There is a palpable sense that people are hitting a wall. 2020 has been exhausting. I think particularly for social change leaders, who have borne the brunt of the tremendous social upheaval this year has brought, there is a sense of looming burnout.
So I beg you — take a vacation. Every summer I work to convince many of my coaching clients to take time off. But I am finding this year it is particularly hard to convince my clients to take a break — to recharge, replenish, rest. And then I realized that I was having a hard time convincing myself to take some time off as well. In a normal year I take several weeks of vacation (a couple weeks at Christmas, a few weeks in the summer…) But in 2020, I have only taken a few days. So I wondered — why is that? And here’s what I discovered.
The world is so uncertain right now, and as an overgiver (just like you, I imagine) I feel compelled to spend every ounce of my energy trying to help — my clients, my kids, my friends, my neighbors. And there is so much need this year, more than most of us have experienced in our lifetimes. So the normal script that runs through my brain (and I’m guessing yours as well) is that when need is so massive there is no time — I have no right — to take care of myself, to take a break, to take time off.
But this is so wrong, for so many reasons. First, as Brene Brown so eloquently wrote in her book Braving the Wilderness, we are completely unable to help others if we haven’t first taken care of ourselves:
Whether you’re a full-time activist or a volunteer at your mosque or local soup kitchen, most of us are showing up to ensure that people’s basic needs are met and their civil rights are upheld. But we’re also working to make sure that everyone gets to experience what brings meaning to life: love, belonging, and joy. These are essential, irreducible needs for all of us. And we can’t give people what we don’t have. We can’t fight for what’s not in our hearts.”
And second, contrary to the ethos of the nonprofit sector, the savior complex is bunk. I don’t believe that any one of us was put on this earth to save another. We may be here to teach, to guide, to counsel, to lead others even, but at the end of the day, we can only ever save ourselves. When we act as if our role is to save someone else we are simultaneously exhausting ourselves and undermining the other person’s own empowerment. So when you deny your own needs in order to devote yourself to someone else’s salvation you are harming both yourself and them.
Finally, as a leader (of your staff, your board, your children — whoever you have influence over) I believe you have a responsibility to lead by example. So when you signal the importance of taking good care of yourself by taking a vacation, you are giving those around you permission to do the same. And what an incredible gift. When you notice that those around you are burning out, as so many are recently, it may be that the best thing you can do for them is to say “I’m taking a vacation. Perhaps you should too.”

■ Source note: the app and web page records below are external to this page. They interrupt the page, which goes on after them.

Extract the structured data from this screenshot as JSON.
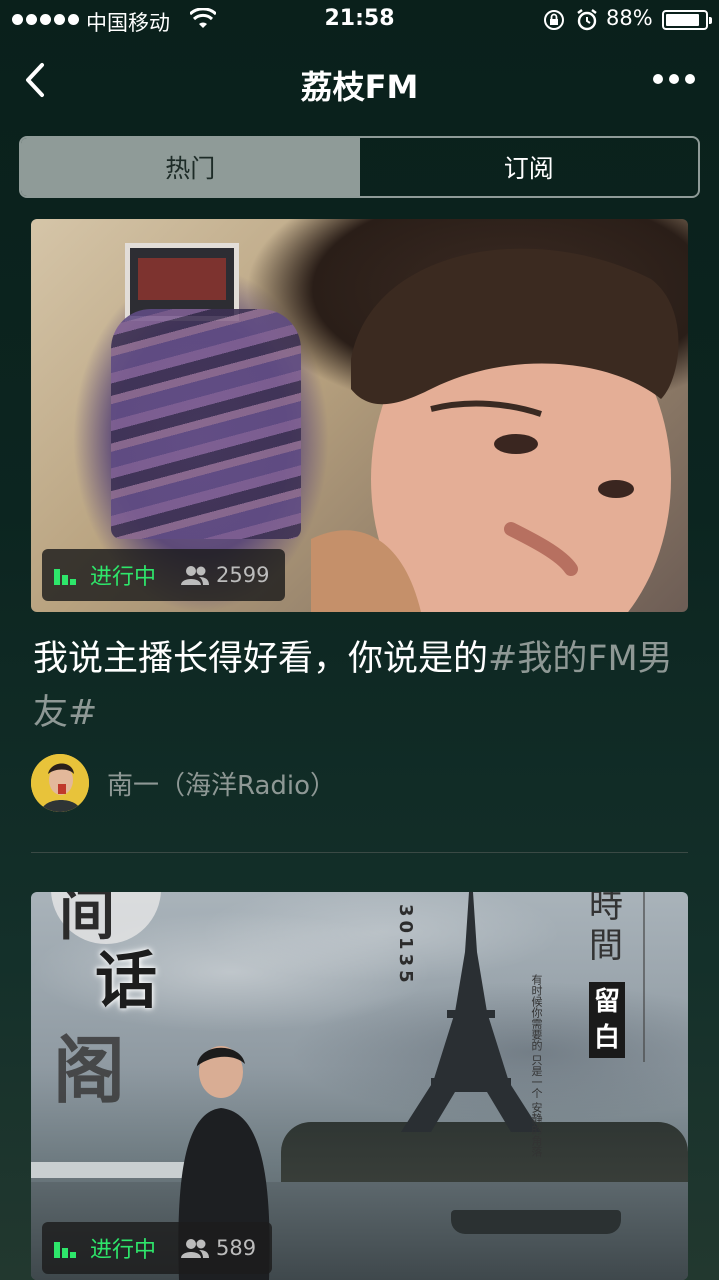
{
  "status_bar": {
    "carrier": "中国移动",
    "time": "21:58",
    "battery_percent_label": "88%",
    "battery_level": 0.88
  },
  "nav": {
    "title": "荔枝FM"
  },
  "tabs": [
    {
      "label": "热门",
      "active": true
    },
    {
      "label": "订阅",
      "active": false
    }
  ],
  "cards": [
    {
      "status": "进行中",
      "listeners": "2599",
      "title_main": "我说主播长得好看，你说是的",
      "title_tag": "#我的FM男友#",
      "author": "南一（海洋Radio）"
    },
    {
      "status": "进行中",
      "listeners": "589",
      "image_text": {
        "top_char": "间",
        "char1": "话",
        "char2": "阁",
        "number": "30135",
        "heading": "時間",
        "badge": "留白",
        "quote": "有时候你需要的 只是一个 安静的角落"
      }
    }
  ],
  "colors": {
    "background": "#0c2520",
    "live_green": "#2ee66b",
    "muted_text": "#8e9895",
    "tab_active_bg": "#8f9b98"
  },
  "icons": {
    "back": "chevron-left-icon",
    "more": "more-dots-icon",
    "live": "equalizer-icon",
    "listeners": "people-icon",
    "wifi": "wifi-icon",
    "lock": "rotation-lock-icon",
    "alarm": "alarm-icon",
    "battery": "battery-icon"
  }
}
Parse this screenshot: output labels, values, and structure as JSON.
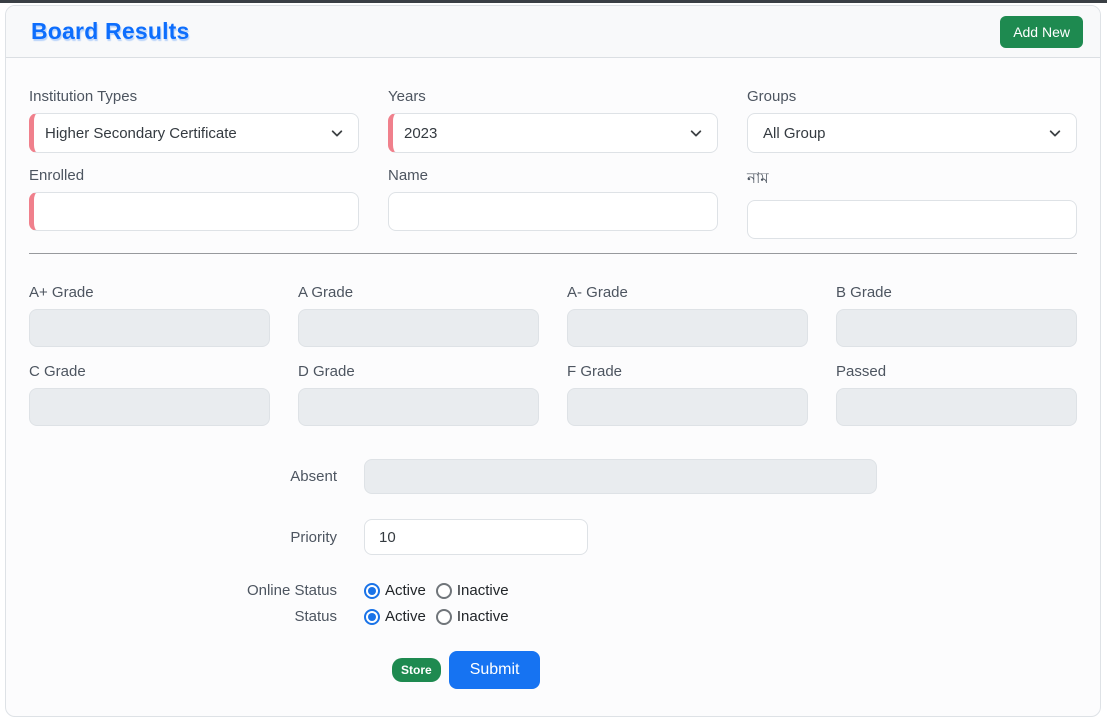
{
  "header": {
    "title": "Board Results",
    "add_new_label": "Add New"
  },
  "filters": [
    {
      "label": "Institution Types",
      "value": "Higher Secondary Certificate",
      "required": true
    },
    {
      "label": "Years",
      "value": "2023",
      "required": true
    },
    {
      "label": "Groups",
      "value": "All Group",
      "required": false
    }
  ],
  "text_fields": [
    {
      "label": "Enrolled",
      "value": "",
      "required": true
    },
    {
      "label": "Name",
      "value": "",
      "required": false
    },
    {
      "label": "নাম",
      "value": "",
      "required": false
    }
  ],
  "grades": [
    {
      "label": "A+ Grade",
      "value": ""
    },
    {
      "label": "A Grade",
      "value": ""
    },
    {
      "label": "A- Grade",
      "value": ""
    },
    {
      "label": "B Grade",
      "value": ""
    },
    {
      "label": "C Grade",
      "value": ""
    },
    {
      "label": "D Grade",
      "value": ""
    },
    {
      "label": "F Grade",
      "value": ""
    },
    {
      "label": "Passed",
      "value": ""
    }
  ],
  "absent": {
    "label": "Absent",
    "value": ""
  },
  "priority": {
    "label": "Priority",
    "value": "10",
    "required": true
  },
  "radio_rows": [
    {
      "label": "Online Status",
      "options": [
        {
          "label": "Active",
          "checked": true
        },
        {
          "label": "Inactive",
          "checked": false
        }
      ]
    },
    {
      "label": "Status",
      "options": [
        {
          "label": "Active",
          "checked": true
        },
        {
          "label": "Inactive",
          "checked": false
        }
      ]
    }
  ],
  "actions": {
    "store_badge": "Store",
    "submit_label": "Submit"
  },
  "colors": {
    "accent_blue": "#0d6efd",
    "submit_blue": "#1673f2",
    "success_green": "#1e8a50",
    "required_red": "#f0808c",
    "disabled_gray": "#e9ecef",
    "border_gray": "#dee2e6"
  }
}
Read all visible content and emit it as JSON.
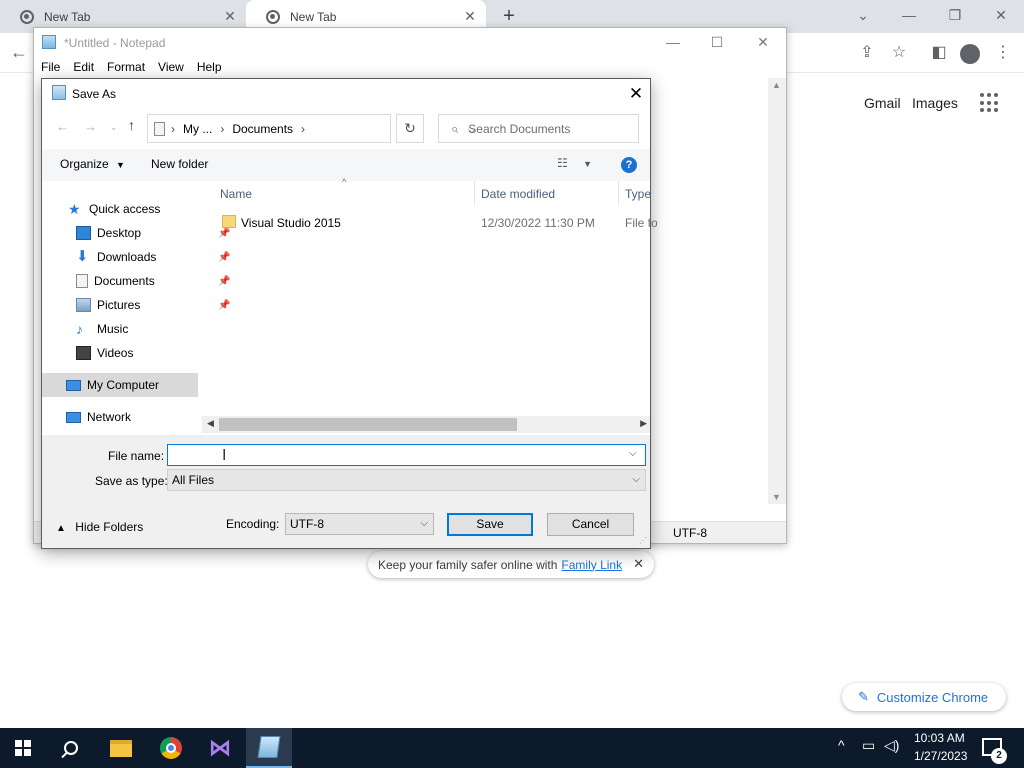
{
  "chrome": {
    "tabs": [
      {
        "label": "New Tab"
      },
      {
        "label": "New Tab"
      }
    ],
    "new_tab": "+",
    "links": {
      "gmail": "Gmail",
      "images": "Images"
    },
    "family_link": {
      "text": "Keep your family safer online with",
      "link": "Family Link"
    },
    "customize": "Customize Chrome"
  },
  "notepad": {
    "title": "*Untitled - Notepad",
    "menu": [
      "File",
      "Edit",
      "Format",
      "View",
      "Help"
    ],
    "status_encoding": "UTF-8"
  },
  "dialog": {
    "title": "Save As",
    "breadcrumb": [
      "My ...",
      "Documents"
    ],
    "search_placeholder": "Search Documents",
    "toolbar": {
      "organize": "Organize",
      "new_folder": "New folder"
    },
    "nav": {
      "quick_access": "Quick access",
      "items": [
        {
          "label": "Desktop",
          "pinned": true,
          "icon": "desktop-icon"
        },
        {
          "label": "Downloads",
          "pinned": true,
          "icon": "downloads-icon"
        },
        {
          "label": "Documents",
          "pinned": true,
          "icon": "documents-icon"
        },
        {
          "label": "Pictures",
          "pinned": true,
          "icon": "pictures-icon"
        },
        {
          "label": "Music",
          "pinned": false,
          "icon": "music-icon"
        },
        {
          "label": "Videos",
          "pinned": false,
          "icon": "videos-icon"
        }
      ],
      "my_computer": "My Computer",
      "network": "Network"
    },
    "columns": {
      "name": "Name",
      "date": "Date modified",
      "type": "Type"
    },
    "files": [
      {
        "name": "Visual Studio 2015",
        "date": "12/30/2022 11:30 PM",
        "type": "File fo"
      }
    ],
    "file_name_label": "File name:",
    "file_name_value": "",
    "save_as_type_label": "Save as type:",
    "save_as_type_value": "All Files",
    "hide_folders": "Hide Folders",
    "encoding_label": "Encoding:",
    "encoding_value": "UTF-8",
    "save": "Save",
    "cancel": "Cancel"
  },
  "taskbar": {
    "time": "10:03 AM",
    "date": "1/27/2023",
    "notification_count": "2"
  },
  "colors": {
    "accent": "#0078d7",
    "taskbar": "#0c1a2c",
    "chrome_link": "#1a73e8"
  }
}
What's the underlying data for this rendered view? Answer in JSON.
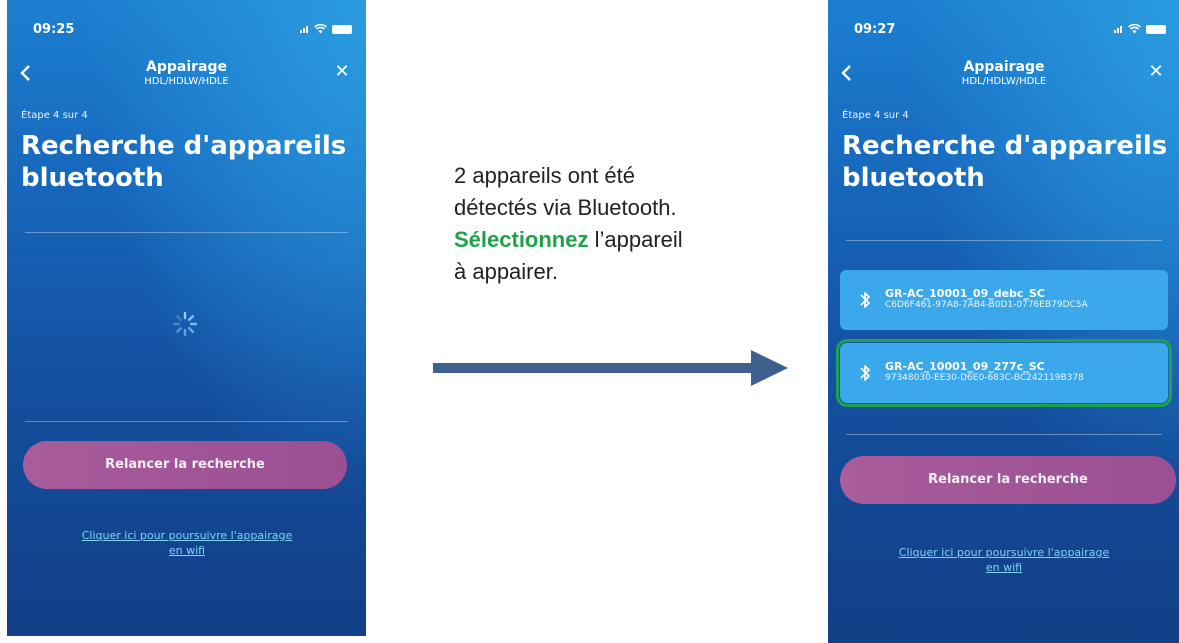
{
  "left_screen": {
    "status": {
      "time": "09:25"
    },
    "nav": {
      "title": "Appairage",
      "subtitle": "HDL/HDLW/HDLE"
    },
    "step": "Étape 4 sur 4",
    "heading_line1": "Recherche d'appareils",
    "heading_line2": "bluetooth",
    "state": "searching",
    "cta_label": "Relancer la recherche",
    "wifi_link_line1": "Cliquer ici pour poursuivre l'appairage",
    "wifi_link_line2": "en wifi"
  },
  "right_screen": {
    "status": {
      "time": "09:27"
    },
    "nav": {
      "title": "Appairage",
      "subtitle": "HDL/HDLW/HDLE"
    },
    "step": "Étape 4 sur 4",
    "heading_line1": "Recherche d'appareils",
    "heading_line2": "bluetooth",
    "devices": [
      {
        "name": "GR-AC_10001_09_debc_SC",
        "uuid": "C6D6F461-97A8-7AB4-B0D1-0776EB79DC5A",
        "selected": false
      },
      {
        "name": "GR-AC_10001_09_277c_SC",
        "uuid": "97348030-EE30-D6E0-683C-BC242119B378",
        "selected": true
      }
    ],
    "cta_label": "Relancer la recherche",
    "wifi_link_line1": "Cliquer ici pour poursuivre l'appairage",
    "wifi_link_line2": "en wifi"
  },
  "annotation": {
    "line1": "2 appareils ont été",
    "line2": "détectés via Bluetooth.",
    "highlight": "Sélectionnez",
    "line3_rest": " l’appareil",
    "line4": "à appairer."
  },
  "colors": {
    "highlight": "#1fa347",
    "selected_outline": "#1ea24b",
    "arrow": "#3f5f8f",
    "cta": "#a85c9c"
  },
  "icons": [
    "chevron-left-icon",
    "close-icon",
    "bluetooth-icon",
    "spinner-icon",
    "signal-icon",
    "wifi-icon",
    "battery-icon",
    "arrow-right-icon"
  ]
}
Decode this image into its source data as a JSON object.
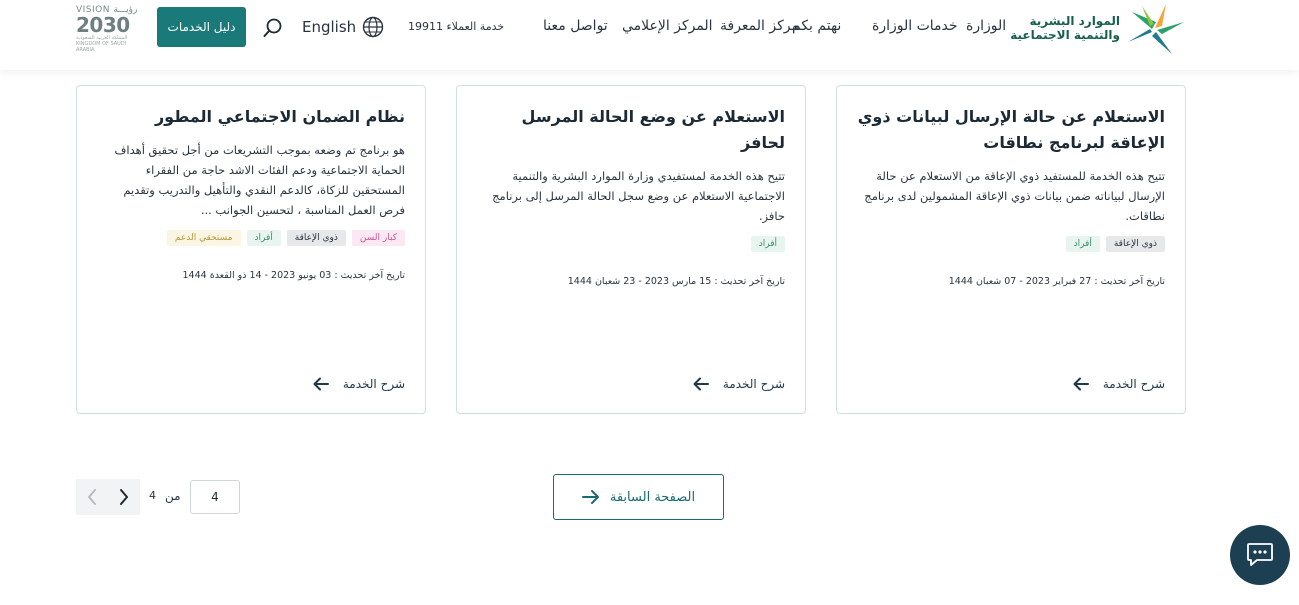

And on that note, I’m giving you permission — in case you feel you need someone to give it to you — to take time off before this summer ends. I am taking next week off. I’m not traveling anywhere since it doesn’t make sense for my family this year, but I will be sending my kids to their grandparents who live an hour away, sleeping in late every morning, lingering over my coffee, enjoying a beach read, doing some small projects around the house, making some gourmet dinners with my husband, and playing with my cat. All things that restore me. And I know that I will come back from my time away with more spark, more inspiration, more energy to face whatever else 2020 has in store for us.
So, if you haven’t already, give yourself a break (including a break from media). I have no doubt that you desperately need it. And if you need some extra help overcoming the many excuses you likely have for doing so, read this.
Photo Credit: Angelina Kichukova